Barnaby Lashbrooke, author of The Hard Work Myth, wants HR professionals to realize the folly of perpetuating the idea that more hours means better performance. “It’s not their fault,” he said. “We’re taught this from school. But, the myth is finally starting to unravel thanks to experiments like the four-day working week, which has proven productivity can actually go up when hours are slashed.”
That said, it’s not necessarily true that fewer hours lead to better performance. So what’s the secret? First, employees must be empowered to work smarter, and be given the tools and authority to do so, stressed Lashbrooke. Smarter work is enabled by attentive management. “This means prioritizing workloads effectively, automating tasks or delegating wherever possible, and reducing distractions, none of which happens without practice and a commitment to learning the required soft skills,” he added.
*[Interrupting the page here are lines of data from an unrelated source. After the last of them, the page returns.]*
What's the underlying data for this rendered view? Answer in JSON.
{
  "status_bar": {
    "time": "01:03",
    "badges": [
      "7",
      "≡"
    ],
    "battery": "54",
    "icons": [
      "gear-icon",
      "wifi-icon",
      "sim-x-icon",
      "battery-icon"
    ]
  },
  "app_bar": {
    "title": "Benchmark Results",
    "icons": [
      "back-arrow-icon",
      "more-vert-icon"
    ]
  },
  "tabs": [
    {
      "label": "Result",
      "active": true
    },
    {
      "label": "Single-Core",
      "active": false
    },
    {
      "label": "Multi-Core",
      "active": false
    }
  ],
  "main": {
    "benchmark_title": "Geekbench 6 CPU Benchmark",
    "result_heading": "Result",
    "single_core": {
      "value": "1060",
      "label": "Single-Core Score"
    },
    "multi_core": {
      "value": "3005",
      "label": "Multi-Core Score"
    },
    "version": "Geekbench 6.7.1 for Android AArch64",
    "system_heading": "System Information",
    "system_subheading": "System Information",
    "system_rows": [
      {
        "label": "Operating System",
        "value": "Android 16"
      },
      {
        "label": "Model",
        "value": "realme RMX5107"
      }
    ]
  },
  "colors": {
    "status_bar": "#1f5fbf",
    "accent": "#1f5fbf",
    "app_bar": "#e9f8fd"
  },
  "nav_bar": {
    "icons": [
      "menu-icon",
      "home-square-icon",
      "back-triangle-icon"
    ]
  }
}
In his keynote speech, Kropp concluded: “Our mandate within HR is to design a human organization that enables people to be their best and cares for them through their worst.” And Sophie Martin, senior people partner at software firm Sensat, echoed this ambition. “Instead of viewing employees en masse, it makes far better sense for business leaders to think in terms of individuals,” she said. “People require circumstances unique to their personality and lifestyle for their performance to be enhanced.”
Performance-enhancing employer love
The overwhelming success of the four-day working week trials currently underway around the globe is evidence that the hard work myth ought to be debunked, stressed Martin. Indeed, following a triumphant pilot for government employees in Iceland, 86% of the country’s workforce enjoy shorter hours.
It’s working well for Sensat, too. “We have established a hybrid four-day work structure without aiming to cram five days of hours into four,” Martin said. She added that allowing people to streamline their tasks and cut needless meetings so they can enjoy an additional day off each week has not impacted productivity or the quality of work. “Instead, it has boosted morale and staff retention,” she added.
What is the best tool for measuring an employee’s battery so that they can perform at an optimal level more often, rather than longer? Employee sentiment pulse surveys conducted weekly, or even more frequently, will help craft an “emotionally intelligent strategy” in the workplace, said Martin. Here, as well as in other areas of employee experience, technology can assist.
More significant investment in automation is a theme picked up by Nicola Downing, CEO of digital services firm Ricoh Europe. The organization’s recent research showed that 69% of 3,000 office workers across the U.K., Ireland, France, Germany, Italy, the Netherlands, and Spain believed that automating processes improves their work. This result, she said, marked a shift from more skeptical attitudes to workplace digitalization pre-pandemic.
“A task-based flexible model, underpinned by automated processes, can motivate employees to work on their own terms,” said Downing. “Using technology to rid the workforce of unnecessary or tiresome tasks will play an important role in their enjoyment and productivity.”
However, Joanna Swash, the group CEO of Moneypenny, a company based in the U.K. and U.S. that offers call answering and live chat services, underlined that self-awareness is one of the greatest skills an individual can possess. “You need to know who you are, your strengths and weaknesses, your trigger points, when you need to take a break, and so on,” she added.